The Carnival groups in Santa Cruz de Tenerife grow in terms of both size and technique as the festival itself gets bigger and better. The colourful "comparsa" bands, the "murga" street music groups playing their satirical songs on instruments made of rods and cardboard, and the "rondallas" playing traditional old carnival songs are the undisputed stars of the show.
Documentary references to the traditional comparsa groups date as far back as the early 19th century. And already in the 1910s, mentions were made in the media of the comparsas, rondallas and parrandas. But it was not until after that, with the competitions, that the differences between each of these Carnival groups was clearly defined.
Allow us to explain. The so-called "murgas" emerged in the nineteen twenties and thirties and became more popular with the establishment of the Winter Festivals. The songs sung by the murga groups that took shape in several of the capital's neighbourhoods, have a distinctly critical, ironic and satirical tone, questioning the political and social reality of their time. Of all the murgas, the pioneer group was named "Ni Fú Ni Fá" (meaning neither her nor there).
The "comparsas", on the other hand, represent the Brazilian influence on Tenerife's Carnival, filling it with rhythm, colour and joy. Nowadays, the comparsas own the street with the undeniable quality of their live performances to surprise even the most frequent carnival-goers on their nights out.
The "rondallas" were the first musical groups formed in the Santa Cruz Carnivals and reflect the deep musical passion of Tenerife's people. These groups, whose performances focus on vocal techniques, feature professional singers offering their own renditions of cultural songs accompanied by string instruments.

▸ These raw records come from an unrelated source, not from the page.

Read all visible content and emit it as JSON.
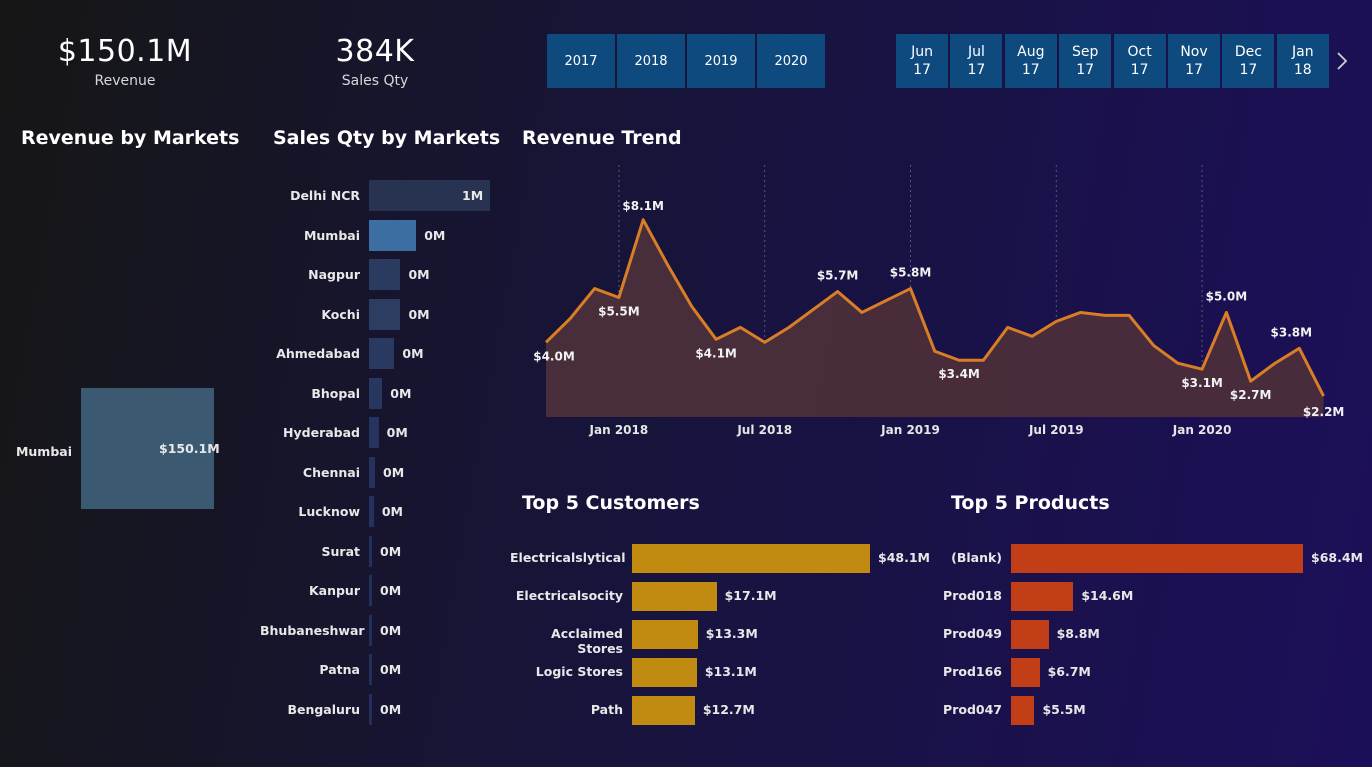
{
  "kpis": {
    "revenue": {
      "value": "$150.1M",
      "label": "Revenue"
    },
    "sales_qty": {
      "value": "384K",
      "label": "Sales Qty"
    }
  },
  "year_slicer": [
    "2017",
    "2018",
    "2019",
    "2020"
  ],
  "month_slicer": [
    {
      "month": "Jun",
      "year": "17"
    },
    {
      "month": "Jul",
      "year": "17"
    },
    {
      "month": "Aug",
      "year": "17"
    },
    {
      "month": "Sep",
      "year": "17"
    },
    {
      "month": "Oct",
      "year": "17"
    },
    {
      "month": "Nov",
      "year": "17"
    },
    {
      "month": "Dec",
      "year": "17"
    },
    {
      "month": "Jan",
      "year": "18"
    }
  ],
  "revenue_by_markets": {
    "title": "Revenue by Markets",
    "category": "Mumbai",
    "value_label": "$150.1M",
    "color": "#3b5a72"
  },
  "sales_qty_by_markets": {
    "title": "Sales Qty by Markets",
    "markets": [
      "Delhi NCR",
      "Mumbai",
      "Nagpur",
      "Kochi",
      "Ahmedabad",
      "Bhopal",
      "Hyderabad",
      "Chennai",
      "Lucknow",
      "Surat",
      "Kanpur",
      "Bhubaneshwar",
      "Patna",
      "Bengaluru"
    ],
    "value_labels": [
      "1M",
      "0M",
      "0M",
      "0M",
      "0M",
      "0M",
      "0M",
      "0M",
      "0M",
      "0M",
      "0M",
      "0M",
      "0M",
      "0M"
    ]
  },
  "revenue_trend": {
    "title": "Revenue Trend",
    "x_ticks": [
      "Jan 2018",
      "Jul 2018",
      "Jan 2019",
      "Jul 2019",
      "Jan 2020"
    ],
    "line_color": "#d97e27",
    "fill_color": "#4b2e3a"
  },
  "top_customers": {
    "title": "Top 5 Customers",
    "labels": [
      "Electricalslytical",
      "Electricalsocity",
      "Acclaimed Stores",
      "Logic Stores",
      "Path"
    ],
    "value_labels": [
      "$48.1M",
      "$17.1M",
      "$13.3M",
      "$13.1M",
      "$12.7M"
    ],
    "color": "#c18a10"
  },
  "top_products": {
    "title": "Top 5 Products",
    "labels": [
      "(Blank)",
      "Prod018",
      "Prod049",
      "Prod166",
      "Prod047"
    ],
    "value_labels": [
      "$68.4M",
      "$14.6M",
      "$8.8M",
      "$6.7M",
      "$5.5M"
    ],
    "color": "#c23e16"
  },
  "chart_data": [
    {
      "type": "bar",
      "title": "Revenue by Markets",
      "categories": [
        "Mumbai"
      ],
      "values": [
        150.1
      ]
    },
    {
      "type": "bar",
      "title": "Sales Qty by Markets",
      "orientation": "horizontal",
      "categories": [
        "Delhi NCR",
        "Mumbai",
        "Nagpur",
        "Kochi",
        "Ahmedabad",
        "Bhopal",
        "Hyderabad",
        "Chennai",
        "Lucknow",
        "Surat",
        "Kanpur",
        "Bhubaneshwar",
        "Patna",
        "Bengaluru"
      ],
      "values": [
        1.0,
        0.39,
        0.26,
        0.26,
        0.21,
        0.11,
        0.08,
        0.05,
        0.04,
        0.02,
        0.02,
        0.02,
        0.01,
        0.01
      ],
      "value_labels": [
        "1M",
        "0M",
        "0M",
        "0M",
        "0M",
        "0M",
        "0M",
        "0M",
        "0M",
        "0M",
        "0M",
        "0M",
        "0M",
        "0M"
      ]
    },
    {
      "type": "area",
      "title": "Revenue Trend",
      "x": [
        "2017-10",
        "2017-11",
        "2017-12",
        "2018-01",
        "2018-02",
        "2018-03",
        "2018-04",
        "2018-05",
        "2018-06",
        "2018-07",
        "2018-08",
        "2018-09",
        "2018-10",
        "2018-11",
        "2018-12",
        "2019-01",
        "2019-02",
        "2019-03",
        "2019-04",
        "2019-05",
        "2019-06",
        "2019-07",
        "2019-08",
        "2019-09",
        "2019-10",
        "2019-11",
        "2019-12",
        "2020-01",
        "2020-02",
        "2020-03",
        "2020-04",
        "2020-05",
        "2020-06"
      ],
      "y": [
        4.0,
        4.8,
        5.8,
        5.5,
        8.1,
        6.6,
        5.2,
        4.1,
        4.5,
        4.0,
        4.5,
        5.1,
        5.7,
        5.0,
        5.4,
        5.8,
        3.7,
        3.4,
        3.4,
        4.5,
        4.2,
        4.7,
        5.0,
        4.9,
        4.9,
        3.9,
        3.3,
        3.1,
        5.0,
        2.7,
        3.3,
        3.8,
        2.2
      ],
      "point_labels": {
        "0": "$4.0M",
        "3": "$5.5M",
        "4": "$8.1M",
        "7": "$4.1M",
        "12": "$5.7M",
        "15": "$5.8M",
        "17": "$3.4M",
        "27": "$3.1M",
        "28": "$5.0M",
        "29": "$2.7M",
        "31": "$3.8M",
        "32": "$2.2M"
      },
      "x_ticks": [
        "Jan 2018",
        "Jul 2018",
        "Jan 2019",
        "Jul 2019",
        "Jan 2020"
      ],
      "ylim": [
        1.5,
        9.5
      ],
      "grid": "vertical-dotted"
    },
    {
      "type": "bar",
      "title": "Top 5 Customers",
      "orientation": "horizontal",
      "categories": [
        "Electricalslytical",
        "Electricalsocity",
        "Acclaimed Stores",
        "Logic Stores",
        "Path"
      ],
      "values": [
        48.1,
        17.1,
        13.3,
        13.1,
        12.7
      ]
    },
    {
      "type": "bar",
      "title": "Top 5 Products",
      "orientation": "horizontal",
      "categories": [
        "(Blank)",
        "Prod018",
        "Prod049",
        "Prod166",
        "Prod047"
      ],
      "values": [
        68.4,
        14.6,
        8.8,
        6.7,
        5.5
      ]
    }
  ]
}
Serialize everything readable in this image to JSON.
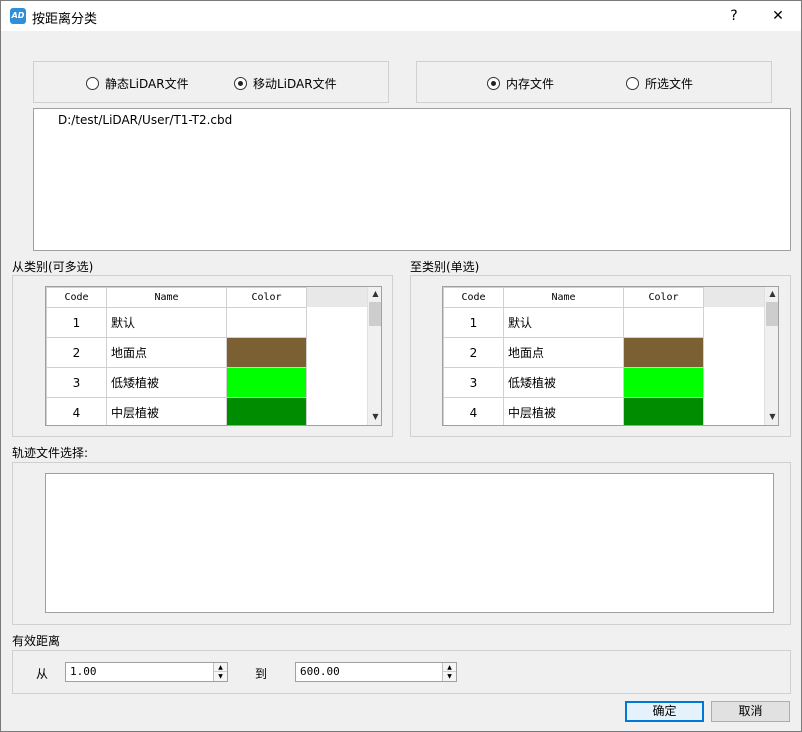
{
  "window": {
    "icon_text": "AD",
    "title": "按距离分类",
    "help_label": "?",
    "close_label": "✕"
  },
  "source": {
    "options": [
      {
        "label": "静态LiDAR文件",
        "selected": false
      },
      {
        "label": "移动LiDAR文件",
        "selected": true
      }
    ]
  },
  "file_scope": {
    "options": [
      {
        "label": "内存文件",
        "selected": true
      },
      {
        "label": "所选文件",
        "selected": false
      }
    ]
  },
  "file_list": {
    "items": [
      "D:/test/LiDAR/User/T1-T2.cbd"
    ]
  },
  "from_class": {
    "label": "从类别(可多选)",
    "columns": [
      "Code",
      "Name",
      "Color"
    ],
    "rows": [
      {
        "code": "1",
        "name": "默认",
        "color": "#ffffff"
      },
      {
        "code": "2",
        "name": "地面点",
        "color": "#7a6033"
      },
      {
        "code": "3",
        "name": "低矮植被",
        "color": "#00ff00"
      },
      {
        "code": "4",
        "name": "中层植被",
        "color": "#008c00"
      }
    ]
  },
  "to_class": {
    "label": "至类别(单选)",
    "columns": [
      "Code",
      "Name",
      "Color"
    ],
    "rows": [
      {
        "code": "1",
        "name": "默认",
        "color": "#ffffff"
      },
      {
        "code": "2",
        "name": "地面点",
        "color": "#7a6033"
      },
      {
        "code": "3",
        "name": "低矮植被",
        "color": "#00ff00"
      },
      {
        "code": "4",
        "name": "中层植被",
        "color": "#008c00"
      }
    ]
  },
  "trajectory": {
    "label": "轨迹文件选择:"
  },
  "distance": {
    "label": "有效距离",
    "from_label": "从",
    "from_value": "1.00",
    "to_label": "到",
    "to_value": "600.00"
  },
  "footer": {
    "ok_label": "确定",
    "cancel_label": "取消"
  },
  "icons": {
    "scroll_up": "▲",
    "scroll_down": "▼"
  }
}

The rest of the groups are more geared towards playing the latest in Latin-style music. These are the latest groups to find their place on the Carnival scene and are an example of the freedom of expression that Santa Cruz is proud to encourage in its various festivities.